[0083]
Segment 2—Unvoiced Speech

[0084]
The power spectrum for the unvoiced speech segment is presented in FIG. 11. The major peak is at bin 14 (3698 Hz) with a secondary peak at bin 4 (415 Hz). The gains computed for the three speechenhancement approaches are plotted in FIG. 12. As noted above for segment 1, the vertical axis scale extent in FIG. 12 is half that used in FIG. 11. The enhancement gains for the raising the spectrum to a power (M=0.5) are shown by the solid line, the gains for using the second spectral difference (M=1) are shown by the dotted line, and the gains for masking compensation (M=0.3) are shown by the dashed line.

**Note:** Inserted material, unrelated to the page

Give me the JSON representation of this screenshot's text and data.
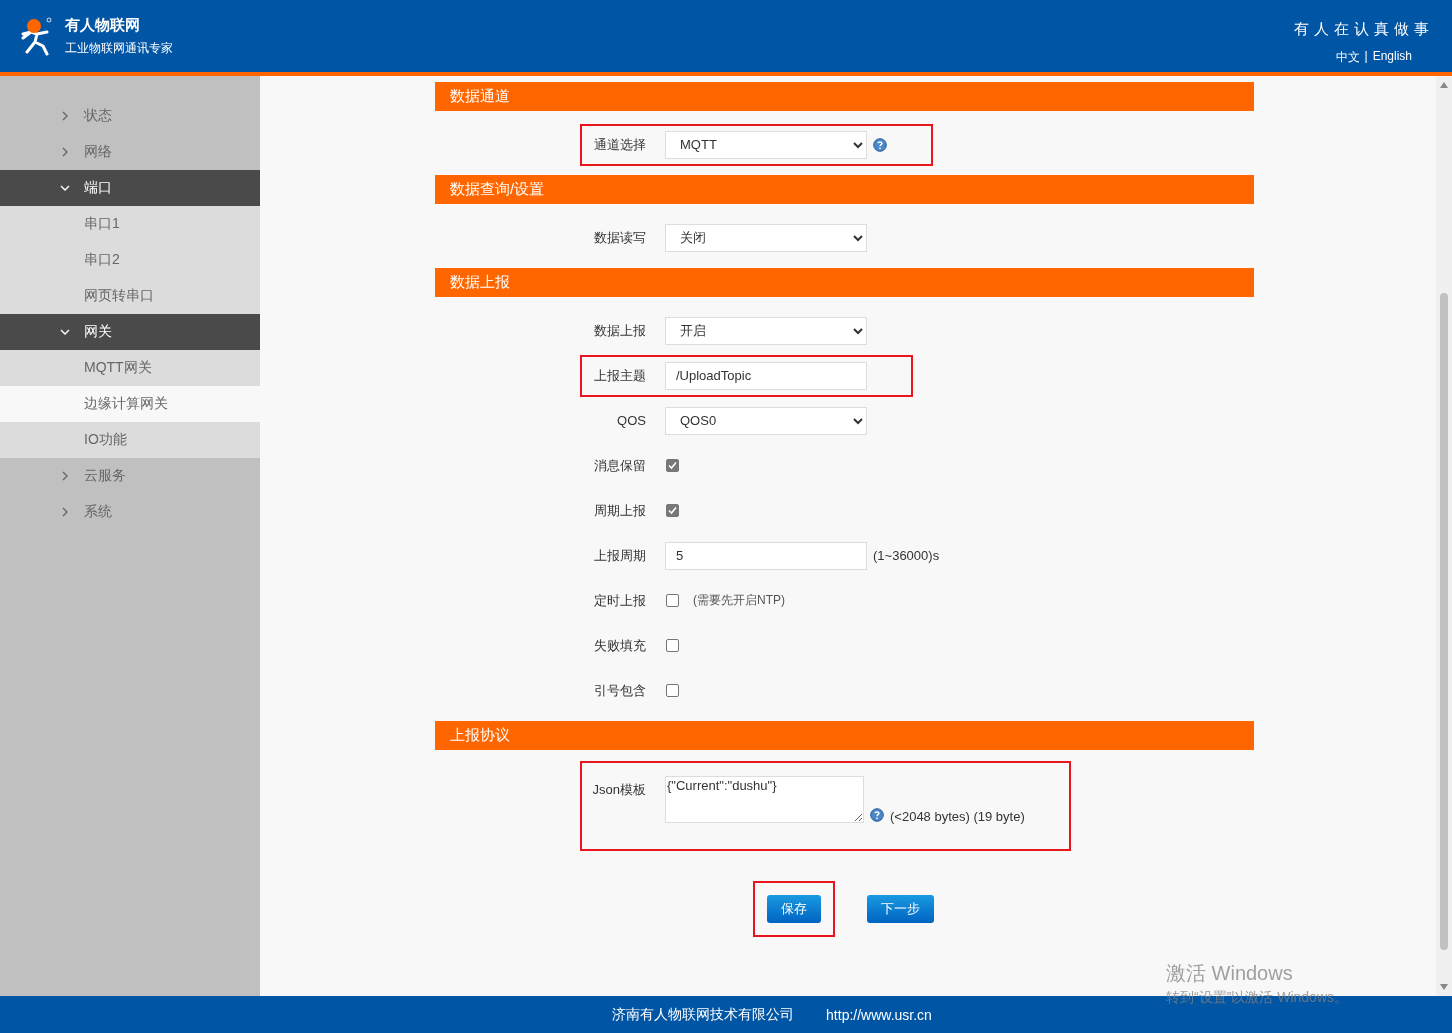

[0085]
Raising the spectrum to the 0.5 power provides 0dB gain at the highfrequency peak of the spectrum. All other spectral components are attenuated, with the greatest attenuation at low frequencies.

[0086]
The spectral second difference provides 0dB gain at the peak at bin 14 and provides nearly that amount at the secondary peak at bin 4. Even though the lowfrequency peak is at a low intensity, the curvature of the log spectrum is large enough that the second difference gives a relatively high enhancement gain. Unlike the other enhancement schemes, the second difference provides relatively little attenuation at frequencies above the peak at bin 14.

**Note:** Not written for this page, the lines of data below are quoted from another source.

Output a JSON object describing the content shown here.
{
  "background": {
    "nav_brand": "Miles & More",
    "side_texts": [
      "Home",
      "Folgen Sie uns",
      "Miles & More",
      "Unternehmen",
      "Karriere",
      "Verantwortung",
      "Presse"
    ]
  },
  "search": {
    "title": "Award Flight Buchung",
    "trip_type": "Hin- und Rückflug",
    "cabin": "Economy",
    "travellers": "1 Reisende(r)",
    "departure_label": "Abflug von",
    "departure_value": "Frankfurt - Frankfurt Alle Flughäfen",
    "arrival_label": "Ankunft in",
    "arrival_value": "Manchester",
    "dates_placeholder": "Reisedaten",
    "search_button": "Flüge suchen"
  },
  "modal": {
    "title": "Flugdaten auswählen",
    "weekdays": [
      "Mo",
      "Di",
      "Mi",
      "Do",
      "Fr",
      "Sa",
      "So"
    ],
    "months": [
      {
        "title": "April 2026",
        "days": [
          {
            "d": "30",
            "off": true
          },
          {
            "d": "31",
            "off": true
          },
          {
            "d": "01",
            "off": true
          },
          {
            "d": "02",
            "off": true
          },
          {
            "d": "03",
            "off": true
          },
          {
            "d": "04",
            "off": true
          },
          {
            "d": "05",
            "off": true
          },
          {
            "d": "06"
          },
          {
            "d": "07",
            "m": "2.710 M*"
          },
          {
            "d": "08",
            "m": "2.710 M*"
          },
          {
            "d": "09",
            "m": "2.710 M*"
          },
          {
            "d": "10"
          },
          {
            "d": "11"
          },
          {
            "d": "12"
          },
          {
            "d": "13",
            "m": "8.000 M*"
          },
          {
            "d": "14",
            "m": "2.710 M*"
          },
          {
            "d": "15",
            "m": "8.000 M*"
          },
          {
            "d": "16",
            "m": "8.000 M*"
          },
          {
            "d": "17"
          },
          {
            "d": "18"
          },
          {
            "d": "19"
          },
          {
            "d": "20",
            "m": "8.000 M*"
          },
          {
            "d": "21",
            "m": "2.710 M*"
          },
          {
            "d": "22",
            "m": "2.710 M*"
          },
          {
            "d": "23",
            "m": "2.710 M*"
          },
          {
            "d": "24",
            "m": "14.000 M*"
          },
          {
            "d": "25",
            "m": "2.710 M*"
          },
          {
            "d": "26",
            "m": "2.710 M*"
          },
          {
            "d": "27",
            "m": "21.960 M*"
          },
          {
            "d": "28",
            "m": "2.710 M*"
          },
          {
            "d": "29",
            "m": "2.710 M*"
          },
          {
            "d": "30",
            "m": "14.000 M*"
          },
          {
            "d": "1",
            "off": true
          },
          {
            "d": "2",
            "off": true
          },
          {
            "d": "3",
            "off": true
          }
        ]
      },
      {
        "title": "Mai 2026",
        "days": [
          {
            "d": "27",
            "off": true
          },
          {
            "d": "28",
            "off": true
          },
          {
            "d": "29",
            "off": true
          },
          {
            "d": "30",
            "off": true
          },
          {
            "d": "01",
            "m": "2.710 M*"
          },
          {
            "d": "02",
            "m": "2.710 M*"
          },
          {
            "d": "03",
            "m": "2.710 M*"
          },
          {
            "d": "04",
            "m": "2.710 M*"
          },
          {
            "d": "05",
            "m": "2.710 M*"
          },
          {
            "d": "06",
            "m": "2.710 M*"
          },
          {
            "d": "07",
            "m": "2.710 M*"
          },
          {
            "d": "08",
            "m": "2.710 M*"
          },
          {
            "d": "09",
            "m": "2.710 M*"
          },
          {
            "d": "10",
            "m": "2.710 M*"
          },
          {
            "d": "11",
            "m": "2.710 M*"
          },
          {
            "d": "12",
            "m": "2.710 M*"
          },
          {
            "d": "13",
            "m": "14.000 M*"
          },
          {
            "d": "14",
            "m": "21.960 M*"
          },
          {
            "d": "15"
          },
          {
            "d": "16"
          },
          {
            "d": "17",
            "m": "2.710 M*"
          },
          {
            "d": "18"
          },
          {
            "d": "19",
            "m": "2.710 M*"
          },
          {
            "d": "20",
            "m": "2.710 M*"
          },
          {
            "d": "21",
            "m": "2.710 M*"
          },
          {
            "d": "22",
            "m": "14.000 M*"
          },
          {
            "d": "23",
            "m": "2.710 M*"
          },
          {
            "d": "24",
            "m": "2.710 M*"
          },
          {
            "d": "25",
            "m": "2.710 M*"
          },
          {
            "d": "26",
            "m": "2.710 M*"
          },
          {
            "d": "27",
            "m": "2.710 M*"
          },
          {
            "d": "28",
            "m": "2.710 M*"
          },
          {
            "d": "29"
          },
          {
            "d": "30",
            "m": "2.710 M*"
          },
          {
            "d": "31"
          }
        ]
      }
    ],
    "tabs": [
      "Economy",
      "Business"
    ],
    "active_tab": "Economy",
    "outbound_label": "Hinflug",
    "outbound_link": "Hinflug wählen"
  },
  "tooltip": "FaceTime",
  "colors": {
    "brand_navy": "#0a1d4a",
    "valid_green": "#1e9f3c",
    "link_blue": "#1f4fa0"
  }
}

[0087]
The masking compensation provides nearly flat enhancement gain as a function of frequency except for two notches imposed on the spectrum. Each notch is at frequencies directly above a peak of the power spectrum. The notches are the result of the approximated masking function, indicating that the masking caused by the peaks exceeds the level of the signal that would be found in a normal ear at the same frequencies. The spectral enhancement therefore removes the original signal to make room for the masking effects in the average inner hair cell neural firing rate. The masking compensation removes all of the signal power above the peak at bin 14, thus eliminating half the power of the consonant.

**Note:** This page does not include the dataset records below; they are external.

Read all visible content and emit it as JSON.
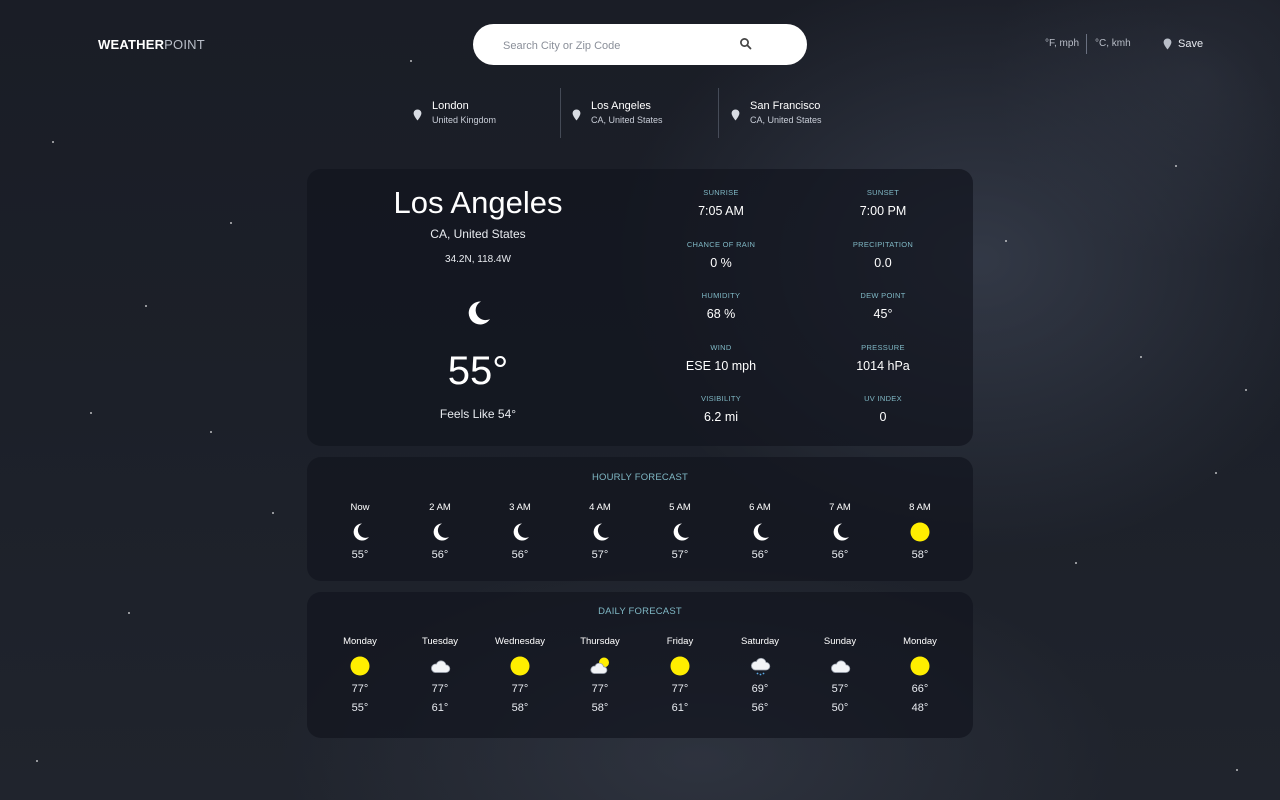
{
  "brand": {
    "bold": "WEATHER",
    "light": "POINT"
  },
  "search": {
    "placeholder": "Search City or Zip Code"
  },
  "units": {
    "imperial": "°F, mph",
    "metric": "°C, kmh"
  },
  "save_label": "Save",
  "saved_locations": [
    {
      "name": "London",
      "sub": "United Kingdom"
    },
    {
      "name": "Los Angeles",
      "sub": "CA, United States"
    },
    {
      "name": "San Francisco",
      "sub": "CA, United States"
    }
  ],
  "current": {
    "city": "Los Angeles",
    "region": "CA, United States",
    "coords": "34.2N, 118.4W",
    "icon": "moon-icon",
    "temp": "55°",
    "feels": "Feels Like 54°"
  },
  "stats": [
    {
      "label": "SUNRISE",
      "value": "7:05 AM"
    },
    {
      "label": "SUNSET",
      "value": "7:00 PM"
    },
    {
      "label": "CHANCE OF RAIN",
      "value": "0 %"
    },
    {
      "label": "PRECIPITATION",
      "value": "0.0"
    },
    {
      "label": "HUMIDITY",
      "value": "68 %"
    },
    {
      "label": "DEW POINT",
      "value": "45°"
    },
    {
      "label": "WIND",
      "value": "ESE 10 mph"
    },
    {
      "label": "PRESSURE",
      "value": "1014 hPa"
    },
    {
      "label": "VISIBILITY",
      "value": "6.2 mi"
    },
    {
      "label": "UV INDEX",
      "value": "0"
    }
  ],
  "hourly": {
    "title": "HOURLY FORECAST",
    "items": [
      {
        "time": "Now",
        "icon": "moon-icon",
        "temp": "55°"
      },
      {
        "time": "2 AM",
        "icon": "moon-icon",
        "temp": "56°"
      },
      {
        "time": "3 AM",
        "icon": "moon-icon",
        "temp": "56°"
      },
      {
        "time": "4 AM",
        "icon": "moon-icon",
        "temp": "57°"
      },
      {
        "time": "5 AM",
        "icon": "moon-icon",
        "temp": "57°"
      },
      {
        "time": "6 AM",
        "icon": "moon-icon",
        "temp": "56°"
      },
      {
        "time": "7 AM",
        "icon": "moon-icon",
        "temp": "56°"
      },
      {
        "time": "8 AM",
        "icon": "sun-icon",
        "temp": "58°"
      }
    ]
  },
  "daily": {
    "title": "DAILY FORECAST",
    "items": [
      {
        "day": "Monday",
        "icon": "sun-icon",
        "high": "77°",
        "low": "55°"
      },
      {
        "day": "Tuesday",
        "icon": "cloud-icon",
        "high": "77°",
        "low": "61°"
      },
      {
        "day": "Wednesday",
        "icon": "sun-icon",
        "high": "77°",
        "low": "58°"
      },
      {
        "day": "Thursday",
        "icon": "partly-cloudy-icon",
        "high": "77°",
        "low": "58°"
      },
      {
        "day": "Friday",
        "icon": "sun-icon",
        "high": "77°",
        "low": "61°"
      },
      {
        "day": "Saturday",
        "icon": "rain-cloud-icon",
        "high": "69°",
        "low": "56°"
      },
      {
        "day": "Sunday",
        "icon": "cloud-icon",
        "high": "57°",
        "low": "50°"
      },
      {
        "day": "Monday",
        "icon": "sun-icon",
        "high": "66°",
        "low": "48°"
      }
    ]
  },
  "colors": {
    "accent": "#7fb7c4",
    "sun": "#ffee00",
    "card": "#12151e"
  }
}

[0088]
In summary, the spectral enhancement examples provided above indicate that spectral enhancement is possible in a frequencywarped system. The use of a frequencywarped sidebranch processing approach has two major advantages. First, temporal aliasing can never occur in the sidebranch system, so processing artifacts due to spectral enhancement are greatly reduced in comparison with the FFT compressor system. Second, the frequency analysis used for the spectral enhancement is performed in the warped frequency domain, so auditory frequency resolution on the Bark scale is automatically incorporated into the enhancement gain calculation.

[0089]
Accordingly, and as illustrated above, spectral enhancement is feasible in a frequencywarped system. However, as will be understood by those familiar with the art, the present invention may be embodied in other specific forms and utilize any of a variety of different algorithms without departing from the spirit or essential characteristics thereof. For example, the selection of an algorithm is typically application specific, the selection dependent upon a variety of factors including the expected processing complexity and computational load. Accordingly, the disclosures and descriptions herein are intended to be illustrative, but not limiting, of the scope of the invention which is set forth in the following claims.